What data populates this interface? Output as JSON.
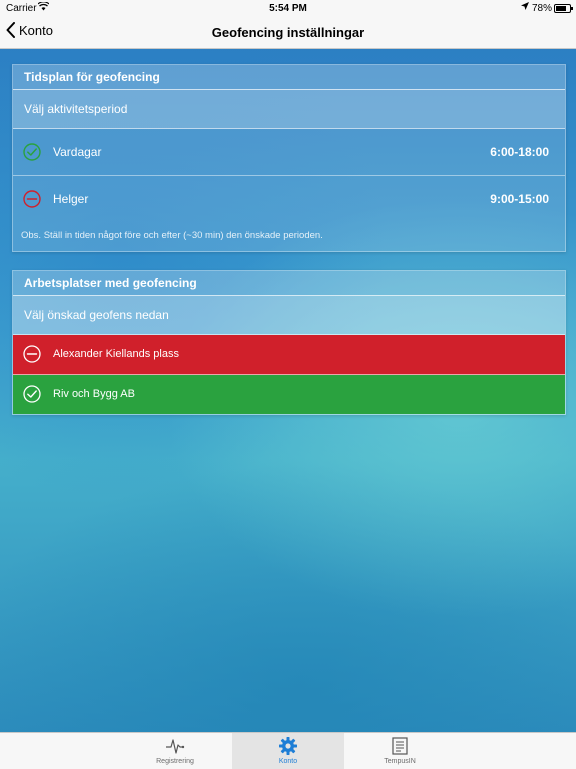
{
  "status_bar": {
    "carrier": "Carrier",
    "time": "5:54 PM",
    "battery_text": "78%",
    "battery_level": 0.78
  },
  "nav": {
    "back_label": "Konto",
    "title": "Geofencing inställningar"
  },
  "schedule": {
    "header": "Tidsplan för geofencing",
    "subheader": "Välj aktivitetsperiod",
    "rows": [
      {
        "label": "Vardagar",
        "time": "6:00-18:00",
        "icon": "check-circle-icon",
        "color": "#2aa23f"
      },
      {
        "label": "Helger",
        "time": "9:00-15:00",
        "icon": "minus-circle-icon",
        "color": "#d0202b"
      }
    ],
    "note": "Obs. Ställ in tiden något före och efter (~30 min) den önskade perioden."
  },
  "workplaces": {
    "header": "Arbetsplatser med geofencing",
    "subheader": "Välj önskad geofens nedan",
    "items": [
      {
        "label": "Alexander Kiellands plass",
        "status": "disabled",
        "icon": "minus-circle-icon",
        "color": "#d0202b"
      },
      {
        "label": "Riv och Bygg AB",
        "status": "enabled",
        "icon": "check-circle-icon",
        "color": "#2aa23f"
      }
    ]
  },
  "tabbar": {
    "tabs": [
      {
        "label": "Registrering",
        "icon": "pulse-icon",
        "active": false
      },
      {
        "label": "Konto",
        "icon": "gear-icon",
        "active": true
      },
      {
        "label": "TempusIN",
        "icon": "document-icon",
        "active": false
      }
    ],
    "active_color": "#1e7ed6"
  }
}
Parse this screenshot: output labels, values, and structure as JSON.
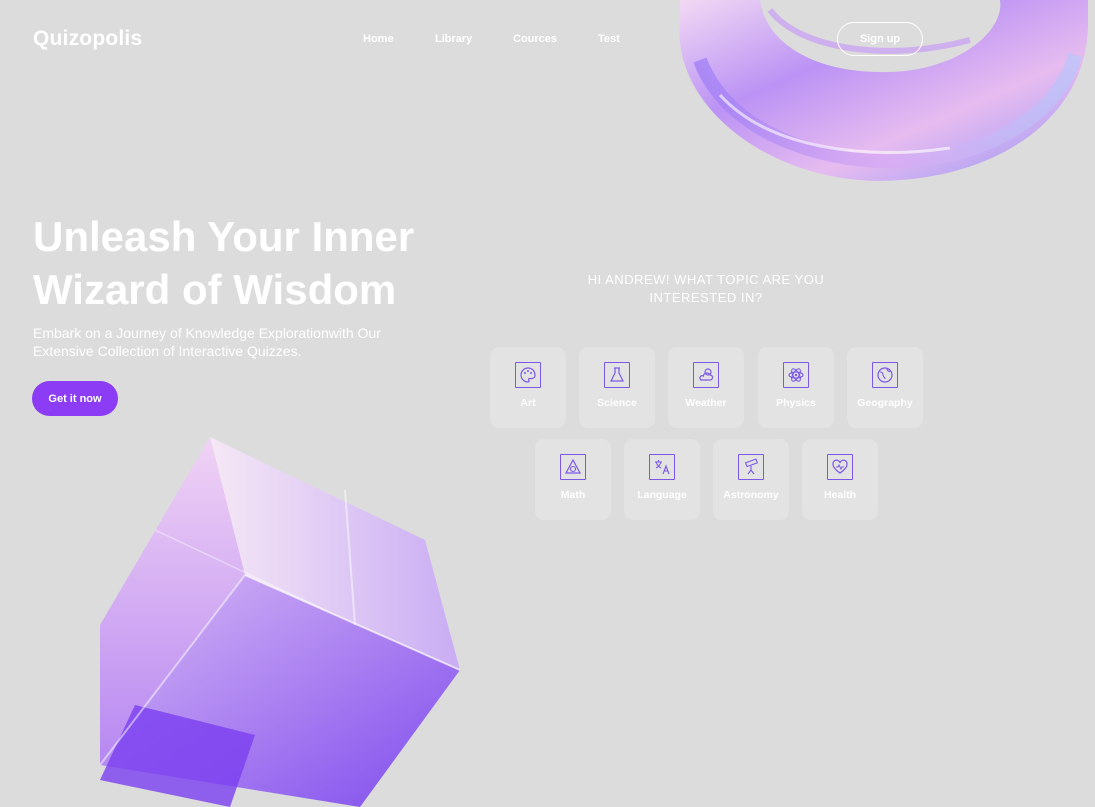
{
  "brand": {
    "name": "Quizopolis"
  },
  "nav": {
    "items": [
      "Home",
      "Library",
      "Cources",
      "Test"
    ]
  },
  "header": {
    "signup_label": "Sign up"
  },
  "hero": {
    "title_line1": "Unleash Your Inner",
    "title_line2": "Wizard of Wisdom",
    "subtitle_line1": "Embark on a Journey of Knowledge Explorationwith Our",
    "subtitle_line2": "Extensive Collection of Interactive Quizzes.",
    "cta_label": "Get it now"
  },
  "topics": {
    "question_line1": "HI ANDREW! WHAT TOPIC ARE YOU",
    "question_line2": "INTERESTED IN?",
    "items": [
      {
        "label": "Art",
        "icon": "palette-icon"
      },
      {
        "label": "Science",
        "icon": "flask-icon"
      },
      {
        "label": "Weather",
        "icon": "cloud-sun-icon"
      },
      {
        "label": "Physics",
        "icon": "atom-icon"
      },
      {
        "label": "Geography",
        "icon": "globe-icon"
      },
      {
        "label": "Math",
        "icon": "shapes-icon"
      },
      {
        "label": "Language",
        "icon": "translate-icon"
      },
      {
        "label": "Astronomy",
        "icon": "telescope-icon"
      },
      {
        "label": "Health",
        "icon": "heart-icon"
      }
    ]
  },
  "colors": {
    "accent": "#8c3cf5",
    "icon_stroke": "#7b58e6",
    "background": "#dcdcdc"
  }
}
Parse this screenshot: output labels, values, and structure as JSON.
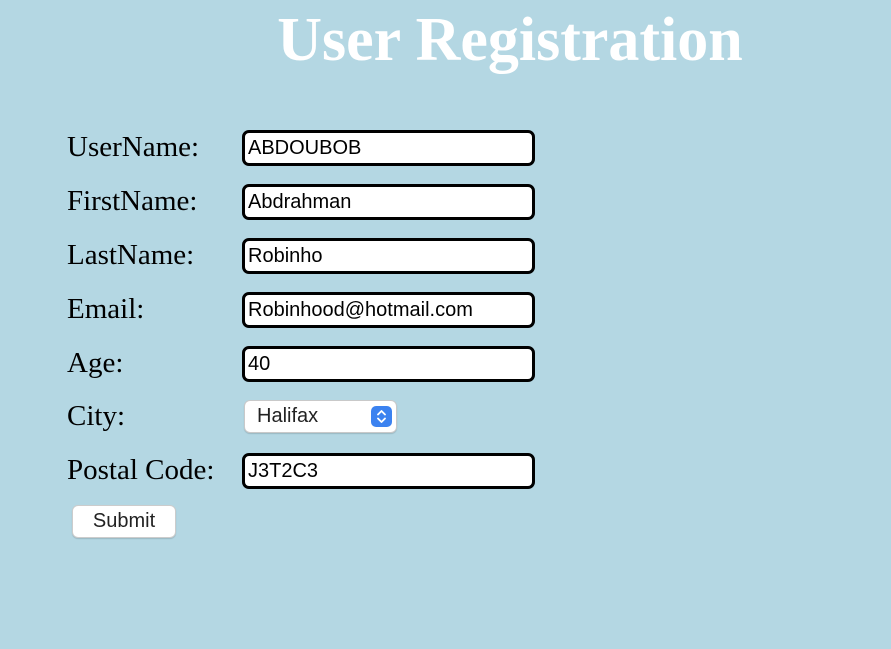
{
  "page": {
    "title": "User Registration",
    "background_color": "#b4d7e3",
    "title_color": "#ffffff"
  },
  "form": {
    "username": {
      "label": "UserName:",
      "value": "ABDOUBOB"
    },
    "firstname": {
      "label": "FirstName:",
      "value": "Abdrahman"
    },
    "lastname": {
      "label": "LastName:",
      "value": "Robinho"
    },
    "email": {
      "label": "Email:",
      "value": "Robinhood@hotmail.com"
    },
    "age": {
      "label": "Age:",
      "value": "40"
    },
    "city": {
      "label": "City:",
      "selected": "Halifax",
      "icon": "select-arrows-icon",
      "accent_color": "#3b82f0"
    },
    "postal_code": {
      "label": "Postal Code:",
      "value": "J3T2C3"
    },
    "submit_label": "Submit"
  }
}
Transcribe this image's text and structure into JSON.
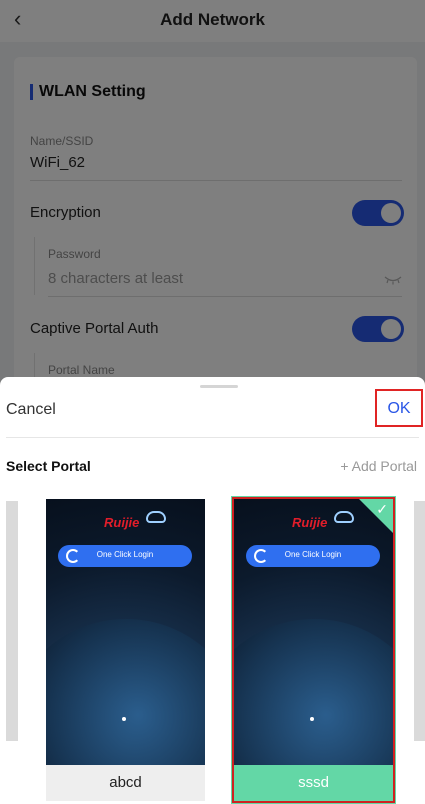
{
  "header": {
    "back_icon": "chevron-left-icon",
    "back_glyph": "‹",
    "title": "Add Network"
  },
  "form": {
    "section_title": "WLAN Setting",
    "ssid_label": "Name/SSID",
    "ssid_value": "WiFi_62",
    "encryption_label": "Encryption",
    "encryption_on": true,
    "password_label": "Password",
    "password_placeholder": "8 characters at least",
    "captive_label": "Captive Portal Auth",
    "captive_on": true,
    "portal_name_label": "Portal Name"
  },
  "sheet": {
    "cancel_label": "Cancel",
    "ok_label": "OK",
    "select_portal_label": "Select Portal",
    "add_portal_label": "+ Add Portal",
    "portals": [
      {
        "name": "abcd",
        "logo": "Ruijie",
        "button": "One Click Login",
        "selected": false
      },
      {
        "name": "sssd",
        "logo": "Ruijie",
        "button": "One Click Login",
        "selected": true
      }
    ],
    "check_glyph": "✓"
  },
  "colors": {
    "accent": "#2a56e6",
    "selected": "#63d7a6",
    "highlight": "#e02424"
  }
}
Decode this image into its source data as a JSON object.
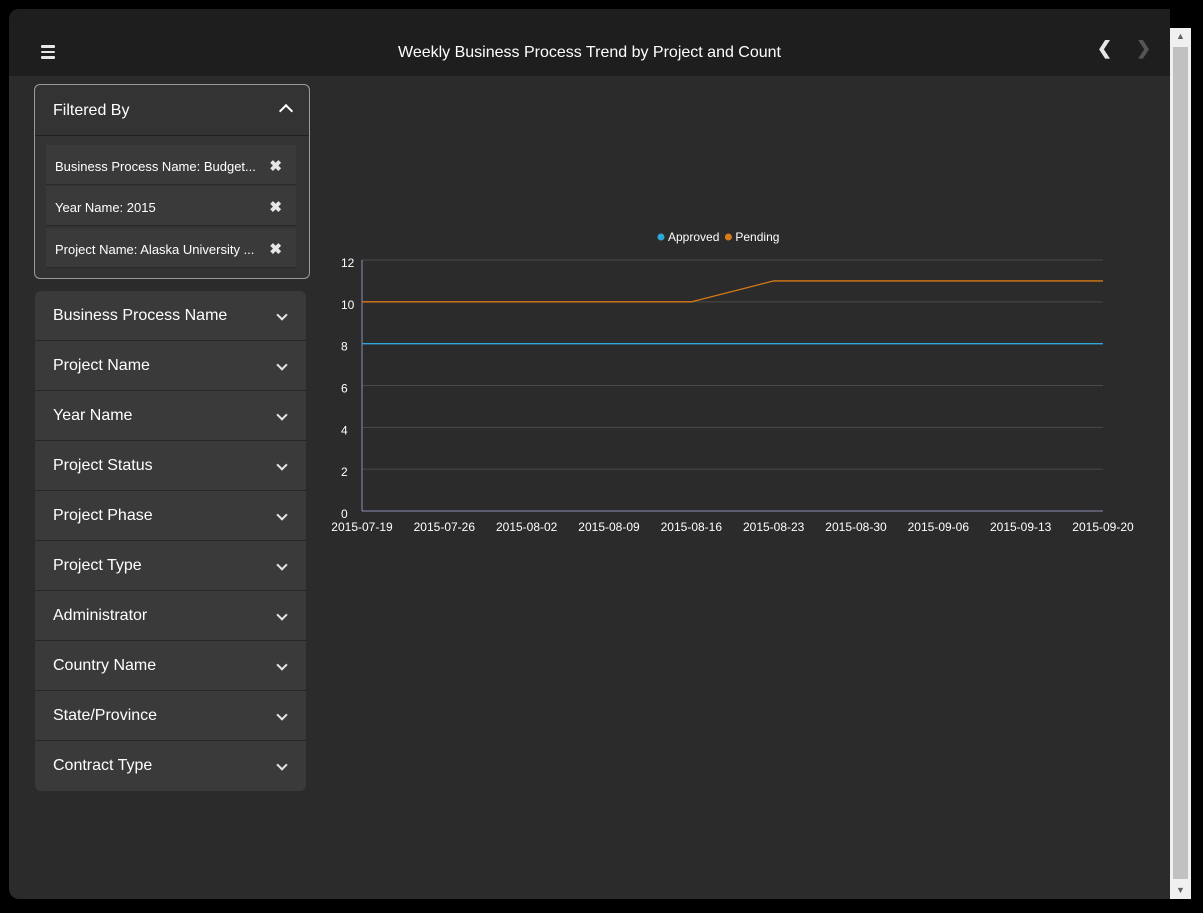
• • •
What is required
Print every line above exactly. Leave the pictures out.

Final answer
What data populates this interface? Output as JSON.
{
  "status_bar": {
    "carrier": "Carrier",
    "time": "5:54 PM",
    "battery_text": "78%",
    "battery_level": 0.78
  },
  "nav": {
    "back_label": "Konto",
    "title": "Geofencing inställningar"
  },
  "schedule": {
    "header": "Tidsplan för geofencing",
    "subheader": "Välj aktivitetsperiod",
    "rows": [
      {
        "label": "Vardagar",
        "time": "6:00-18:00",
        "icon": "check-circle-icon",
        "color": "#2aa23f"
      },
      {
        "label": "Helger",
        "time": "9:00-15:00",
        "icon": "minus-circle-icon",
        "color": "#d0202b"
      }
    ],
    "note": "Obs. Ställ in tiden något före och efter (~30 min) den önskade perioden."
  },
  "workplaces": {
    "header": "Arbetsplatser med geofencing",
    "subheader": "Välj önskad geofens nedan",
    "items": [
      {
        "label": "Alexander Kiellands plass",
        "status": "disabled",
        "icon": "minus-circle-icon",
        "color": "#d0202b"
      },
      {
        "label": "Riv och Bygg AB",
        "status": "enabled",
        "icon": "check-circle-icon",
        "color": "#2aa23f"
      }
    ]
  },
  "tabbar": {
    "tabs": [
      {
        "label": "Registrering",
        "icon": "pulse-icon",
        "active": false
      },
      {
        "label": "Konto",
        "icon": "gear-icon",
        "active": true
      },
      {
        "label": "TempusIN",
        "icon": "document-icon",
        "active": false
      }
    ],
    "active_color": "#1e7ed6"
  }
}
Parse this screenshot: output labels, values, and structure as JSON.
{
  "brand": {
    "name": "Quizopolis"
  },
  "nav": {
    "items": [
      "Home",
      "Library",
      "Cources",
      "Test"
    ]
  },
  "header": {
    "signup_label": "Sign up"
  },
  "hero": {
    "title_line1": "Unleash Your Inner",
    "title_line2": "Wizard of Wisdom",
    "subtitle_line1": "Embark on a Journey of Knowledge Explorationwith Our",
    "subtitle_line2": "Extensive Collection of Interactive Quizzes.",
    "cta_label": "Get it now"
  },
  "topics": {
    "question_line1": "HI ANDREW! WHAT TOPIC ARE YOU",
    "question_line2": "INTERESTED IN?",
    "items": [
      {
        "label": "Art",
        "icon": "palette-icon"
      },
      {
        "label": "Science",
        "icon": "flask-icon"
      },
      {
        "label": "Weather",
        "icon": "cloud-sun-icon"
      },
      {
        "label": "Physics",
        "icon": "atom-icon"
      },
      {
        "label": "Geography",
        "icon": "globe-icon"
      },
      {
        "label": "Math",
        "icon": "shapes-icon"
      },
      {
        "label": "Language",
        "icon": "translate-icon"
      },
      {
        "label": "Astronomy",
        "icon": "telescope-icon"
      },
      {
        "label": "Health",
        "icon": "heart-icon"
      }
    ]
  },
  "colors": {
    "accent": "#8c3cf5",
    "icon_stroke": "#7b58e6",
    "background": "#dcdcdc"
  }
}
Parse this screenshot: output labels, values, and structure as JSON.
{
  "page": {
    "title": "User Registration",
    "background_color": "#b4d7e3",
    "title_color": "#ffffff"
  },
  "form": {
    "username": {
      "label": "UserName:",
      "value": "ABDOUBOB"
    },
    "firstname": {
      "label": "FirstName:",
      "value": "Abdrahman"
    },
    "lastname": {
      "label": "LastName:",
      "value": "Robinho"
    },
    "email": {
      "label": "Email:",
      "value": "Robinhood@hotmail.com"
    },
    "age": {
      "label": "Age:",
      "value": "40"
    },
    "city": {
      "label": "City:",
      "selected": "Halifax",
      "icon": "select-arrows-icon",
      "accent_color": "#3b82f0"
    },
    "postal_code": {
      "label": "Postal Code:",
      "value": "J3T2C3"
    },
    "submit_label": "Submit"
  }
}
Transcribe this image's text and structure into JSON.
{
  "header": {
    "back_icon": "chevron-left-icon",
    "back_glyph": "‹",
    "title": "Add Network"
  },
  "form": {
    "section_title": "WLAN Setting",
    "ssid_label": "Name/SSID",
    "ssid_value": "WiFi_62",
    "encryption_label": "Encryption",
    "encryption_on": true,
    "password_label": "Password",
    "password_placeholder": "8 characters at least",
    "captive_label": "Captive Portal Auth",
    "captive_on": true,
    "portal_name_label": "Portal Name"
  },
  "sheet": {
    "cancel_label": "Cancel",
    "ok_label": "OK",
    "select_portal_label": "Select Portal",
    "add_portal_label": "+ Add Portal",
    "portals": [
      {
        "name": "abcd",
        "logo": "Ruijie",
        "button": "One Click Login",
        "selected": false
      },
      {
        "name": "sssd",
        "logo": "Ruijie",
        "button": "One Click Login",
        "selected": true
      }
    ],
    "check_glyph": "✓"
  },
  "colors": {
    "accent": "#2a56e6",
    "selected": "#63d7a6",
    "highlight": "#e02424"
  }
}
Decode this image into its source data as a JSON object.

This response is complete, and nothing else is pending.